Input data:
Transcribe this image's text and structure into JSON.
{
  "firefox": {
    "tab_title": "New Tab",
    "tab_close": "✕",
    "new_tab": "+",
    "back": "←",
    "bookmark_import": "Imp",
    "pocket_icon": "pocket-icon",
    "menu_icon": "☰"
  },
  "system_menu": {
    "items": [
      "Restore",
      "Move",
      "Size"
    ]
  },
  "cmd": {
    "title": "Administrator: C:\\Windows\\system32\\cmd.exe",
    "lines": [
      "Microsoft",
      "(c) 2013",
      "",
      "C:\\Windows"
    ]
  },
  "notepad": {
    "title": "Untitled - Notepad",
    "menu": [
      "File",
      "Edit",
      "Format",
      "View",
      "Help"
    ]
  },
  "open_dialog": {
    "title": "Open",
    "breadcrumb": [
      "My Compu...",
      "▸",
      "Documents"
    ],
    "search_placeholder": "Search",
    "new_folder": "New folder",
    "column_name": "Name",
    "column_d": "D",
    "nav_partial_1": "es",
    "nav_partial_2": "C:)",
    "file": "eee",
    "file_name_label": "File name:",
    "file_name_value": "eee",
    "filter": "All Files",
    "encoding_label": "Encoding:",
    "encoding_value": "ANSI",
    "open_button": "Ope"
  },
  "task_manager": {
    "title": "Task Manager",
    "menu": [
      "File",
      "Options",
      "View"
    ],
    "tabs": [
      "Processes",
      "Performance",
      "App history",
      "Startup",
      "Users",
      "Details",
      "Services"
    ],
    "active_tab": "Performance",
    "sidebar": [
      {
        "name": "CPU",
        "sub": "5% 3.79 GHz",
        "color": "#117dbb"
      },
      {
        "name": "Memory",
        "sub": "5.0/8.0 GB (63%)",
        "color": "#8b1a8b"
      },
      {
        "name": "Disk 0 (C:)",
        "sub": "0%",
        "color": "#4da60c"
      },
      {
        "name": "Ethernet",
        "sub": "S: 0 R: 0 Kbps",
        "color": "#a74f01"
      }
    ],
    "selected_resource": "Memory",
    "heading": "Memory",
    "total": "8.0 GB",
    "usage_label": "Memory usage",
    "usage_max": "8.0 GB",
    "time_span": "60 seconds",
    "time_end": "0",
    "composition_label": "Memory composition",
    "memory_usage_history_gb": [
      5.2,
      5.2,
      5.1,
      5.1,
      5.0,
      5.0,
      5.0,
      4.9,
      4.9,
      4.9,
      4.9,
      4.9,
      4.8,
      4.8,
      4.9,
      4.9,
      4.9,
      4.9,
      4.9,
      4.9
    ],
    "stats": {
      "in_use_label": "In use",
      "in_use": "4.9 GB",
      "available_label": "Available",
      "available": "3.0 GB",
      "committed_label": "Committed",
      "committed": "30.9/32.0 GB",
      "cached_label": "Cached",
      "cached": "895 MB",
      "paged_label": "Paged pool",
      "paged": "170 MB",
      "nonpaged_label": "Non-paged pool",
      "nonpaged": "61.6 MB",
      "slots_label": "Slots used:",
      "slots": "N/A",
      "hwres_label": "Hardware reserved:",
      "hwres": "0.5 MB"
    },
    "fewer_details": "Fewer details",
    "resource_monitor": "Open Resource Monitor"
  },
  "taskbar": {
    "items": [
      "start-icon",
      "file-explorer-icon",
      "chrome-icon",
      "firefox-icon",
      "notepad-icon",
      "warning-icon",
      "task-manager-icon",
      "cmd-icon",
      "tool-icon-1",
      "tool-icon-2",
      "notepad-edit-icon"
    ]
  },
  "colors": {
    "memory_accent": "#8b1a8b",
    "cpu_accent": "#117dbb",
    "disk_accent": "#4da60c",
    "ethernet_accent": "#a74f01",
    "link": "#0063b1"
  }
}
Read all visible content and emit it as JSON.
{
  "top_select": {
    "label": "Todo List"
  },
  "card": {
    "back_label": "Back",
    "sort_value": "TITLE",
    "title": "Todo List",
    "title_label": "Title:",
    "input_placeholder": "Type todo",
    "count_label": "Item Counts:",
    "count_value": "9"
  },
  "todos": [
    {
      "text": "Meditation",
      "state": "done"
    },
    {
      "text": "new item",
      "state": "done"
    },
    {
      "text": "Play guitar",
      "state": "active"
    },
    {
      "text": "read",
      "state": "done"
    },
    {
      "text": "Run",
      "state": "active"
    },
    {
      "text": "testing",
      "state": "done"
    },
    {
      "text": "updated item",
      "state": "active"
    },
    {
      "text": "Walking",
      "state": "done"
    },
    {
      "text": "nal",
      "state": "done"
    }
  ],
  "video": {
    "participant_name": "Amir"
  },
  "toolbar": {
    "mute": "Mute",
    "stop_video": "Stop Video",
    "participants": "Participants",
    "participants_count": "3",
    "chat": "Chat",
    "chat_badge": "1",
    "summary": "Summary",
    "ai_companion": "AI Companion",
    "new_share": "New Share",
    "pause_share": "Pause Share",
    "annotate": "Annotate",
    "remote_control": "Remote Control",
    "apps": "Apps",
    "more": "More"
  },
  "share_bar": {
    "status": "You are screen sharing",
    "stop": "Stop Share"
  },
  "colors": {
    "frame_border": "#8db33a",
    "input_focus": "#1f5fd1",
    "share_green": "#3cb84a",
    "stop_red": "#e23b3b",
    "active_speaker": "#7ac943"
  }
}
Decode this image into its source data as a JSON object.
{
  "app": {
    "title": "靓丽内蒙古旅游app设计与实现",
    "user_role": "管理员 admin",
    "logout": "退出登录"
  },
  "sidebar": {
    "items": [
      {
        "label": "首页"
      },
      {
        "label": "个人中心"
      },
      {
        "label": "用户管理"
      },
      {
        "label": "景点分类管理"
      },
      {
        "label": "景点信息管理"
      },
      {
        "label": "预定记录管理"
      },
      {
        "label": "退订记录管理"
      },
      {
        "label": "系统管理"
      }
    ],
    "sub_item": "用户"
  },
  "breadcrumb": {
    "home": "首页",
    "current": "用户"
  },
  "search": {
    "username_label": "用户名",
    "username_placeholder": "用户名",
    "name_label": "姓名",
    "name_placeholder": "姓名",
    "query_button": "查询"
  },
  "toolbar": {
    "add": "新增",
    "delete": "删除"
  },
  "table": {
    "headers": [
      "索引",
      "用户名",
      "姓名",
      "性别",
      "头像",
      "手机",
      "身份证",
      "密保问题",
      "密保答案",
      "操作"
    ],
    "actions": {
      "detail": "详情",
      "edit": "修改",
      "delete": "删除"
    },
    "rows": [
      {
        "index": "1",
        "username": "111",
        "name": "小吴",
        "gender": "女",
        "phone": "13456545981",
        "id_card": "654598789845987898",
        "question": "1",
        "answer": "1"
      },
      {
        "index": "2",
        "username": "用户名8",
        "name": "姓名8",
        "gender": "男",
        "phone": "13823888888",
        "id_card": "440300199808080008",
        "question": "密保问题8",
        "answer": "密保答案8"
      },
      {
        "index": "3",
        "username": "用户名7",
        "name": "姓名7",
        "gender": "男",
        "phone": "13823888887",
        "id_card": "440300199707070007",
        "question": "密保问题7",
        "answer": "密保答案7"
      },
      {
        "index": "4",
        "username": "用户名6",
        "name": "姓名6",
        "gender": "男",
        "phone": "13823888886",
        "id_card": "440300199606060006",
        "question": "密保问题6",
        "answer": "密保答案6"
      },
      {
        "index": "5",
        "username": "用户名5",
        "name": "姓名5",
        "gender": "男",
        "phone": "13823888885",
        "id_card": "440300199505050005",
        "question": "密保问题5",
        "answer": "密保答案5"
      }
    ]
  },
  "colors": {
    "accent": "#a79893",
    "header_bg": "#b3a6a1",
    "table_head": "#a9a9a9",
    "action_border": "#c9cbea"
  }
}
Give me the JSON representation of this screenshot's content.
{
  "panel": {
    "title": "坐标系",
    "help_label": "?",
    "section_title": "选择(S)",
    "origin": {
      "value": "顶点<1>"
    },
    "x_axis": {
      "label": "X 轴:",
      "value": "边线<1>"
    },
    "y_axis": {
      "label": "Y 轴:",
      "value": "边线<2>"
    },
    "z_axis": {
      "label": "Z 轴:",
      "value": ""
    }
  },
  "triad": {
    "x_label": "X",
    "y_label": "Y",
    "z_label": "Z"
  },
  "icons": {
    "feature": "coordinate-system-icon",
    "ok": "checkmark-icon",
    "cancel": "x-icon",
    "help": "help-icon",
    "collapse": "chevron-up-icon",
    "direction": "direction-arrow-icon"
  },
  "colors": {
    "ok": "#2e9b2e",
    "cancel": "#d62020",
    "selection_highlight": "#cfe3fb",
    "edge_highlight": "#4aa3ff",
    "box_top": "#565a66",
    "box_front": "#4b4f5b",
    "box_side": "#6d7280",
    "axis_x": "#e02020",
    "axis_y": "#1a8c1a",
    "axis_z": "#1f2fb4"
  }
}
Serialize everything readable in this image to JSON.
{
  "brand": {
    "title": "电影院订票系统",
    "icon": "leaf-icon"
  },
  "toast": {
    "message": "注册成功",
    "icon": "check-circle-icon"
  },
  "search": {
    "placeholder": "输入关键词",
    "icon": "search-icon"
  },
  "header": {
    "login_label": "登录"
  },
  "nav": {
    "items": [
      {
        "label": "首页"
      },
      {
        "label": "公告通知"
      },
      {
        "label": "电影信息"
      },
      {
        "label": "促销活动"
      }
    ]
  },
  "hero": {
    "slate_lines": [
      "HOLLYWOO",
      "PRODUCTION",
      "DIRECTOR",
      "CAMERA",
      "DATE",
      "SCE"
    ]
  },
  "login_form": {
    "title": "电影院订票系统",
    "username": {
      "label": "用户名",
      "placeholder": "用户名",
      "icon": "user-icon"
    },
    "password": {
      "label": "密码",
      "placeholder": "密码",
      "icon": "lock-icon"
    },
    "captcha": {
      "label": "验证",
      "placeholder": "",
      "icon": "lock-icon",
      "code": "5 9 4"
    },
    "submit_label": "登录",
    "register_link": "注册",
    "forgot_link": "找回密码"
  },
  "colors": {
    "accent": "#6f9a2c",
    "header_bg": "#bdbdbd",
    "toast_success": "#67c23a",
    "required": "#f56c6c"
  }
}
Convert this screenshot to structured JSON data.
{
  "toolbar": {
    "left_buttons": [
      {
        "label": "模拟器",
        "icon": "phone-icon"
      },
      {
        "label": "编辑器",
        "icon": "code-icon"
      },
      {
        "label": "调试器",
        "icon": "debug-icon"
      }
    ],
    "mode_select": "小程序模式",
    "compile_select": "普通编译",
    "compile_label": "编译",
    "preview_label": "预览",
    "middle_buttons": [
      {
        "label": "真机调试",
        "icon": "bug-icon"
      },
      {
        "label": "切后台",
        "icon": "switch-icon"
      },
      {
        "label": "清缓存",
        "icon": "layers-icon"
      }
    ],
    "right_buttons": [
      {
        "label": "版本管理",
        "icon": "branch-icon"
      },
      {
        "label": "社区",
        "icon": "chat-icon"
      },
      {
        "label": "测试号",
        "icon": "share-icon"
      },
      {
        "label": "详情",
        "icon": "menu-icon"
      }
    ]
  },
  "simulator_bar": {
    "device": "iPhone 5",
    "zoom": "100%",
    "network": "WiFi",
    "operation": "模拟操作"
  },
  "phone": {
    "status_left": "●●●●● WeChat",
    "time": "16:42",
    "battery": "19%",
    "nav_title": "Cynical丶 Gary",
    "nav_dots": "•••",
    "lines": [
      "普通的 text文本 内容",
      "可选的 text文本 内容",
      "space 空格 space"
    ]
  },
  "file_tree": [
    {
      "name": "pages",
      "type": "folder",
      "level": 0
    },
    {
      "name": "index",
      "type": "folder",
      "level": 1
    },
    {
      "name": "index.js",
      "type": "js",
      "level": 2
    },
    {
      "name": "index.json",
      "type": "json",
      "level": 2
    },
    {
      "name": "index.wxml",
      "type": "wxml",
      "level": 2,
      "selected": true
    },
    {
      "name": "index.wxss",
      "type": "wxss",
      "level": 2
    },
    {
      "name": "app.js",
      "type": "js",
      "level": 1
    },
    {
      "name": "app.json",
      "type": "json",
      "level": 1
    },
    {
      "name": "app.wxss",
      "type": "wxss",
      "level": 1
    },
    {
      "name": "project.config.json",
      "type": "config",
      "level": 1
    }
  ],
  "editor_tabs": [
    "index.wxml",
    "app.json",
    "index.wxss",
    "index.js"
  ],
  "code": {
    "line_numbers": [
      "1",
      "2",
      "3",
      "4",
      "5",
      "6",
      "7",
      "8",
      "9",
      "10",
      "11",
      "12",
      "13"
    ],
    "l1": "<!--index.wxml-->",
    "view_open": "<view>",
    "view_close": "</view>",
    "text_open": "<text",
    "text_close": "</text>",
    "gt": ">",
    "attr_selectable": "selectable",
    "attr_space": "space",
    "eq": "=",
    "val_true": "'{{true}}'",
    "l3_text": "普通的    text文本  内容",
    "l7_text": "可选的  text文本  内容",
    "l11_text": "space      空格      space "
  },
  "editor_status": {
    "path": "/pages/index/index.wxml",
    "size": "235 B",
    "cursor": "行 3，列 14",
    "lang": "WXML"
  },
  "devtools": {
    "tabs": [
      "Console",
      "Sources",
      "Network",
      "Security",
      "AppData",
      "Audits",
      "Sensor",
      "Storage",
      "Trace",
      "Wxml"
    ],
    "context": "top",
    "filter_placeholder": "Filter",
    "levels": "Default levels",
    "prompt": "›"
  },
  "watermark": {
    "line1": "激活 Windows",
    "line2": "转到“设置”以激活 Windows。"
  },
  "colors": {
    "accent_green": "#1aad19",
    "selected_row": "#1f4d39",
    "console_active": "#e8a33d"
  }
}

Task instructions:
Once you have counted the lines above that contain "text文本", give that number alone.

Solution to the problem:
4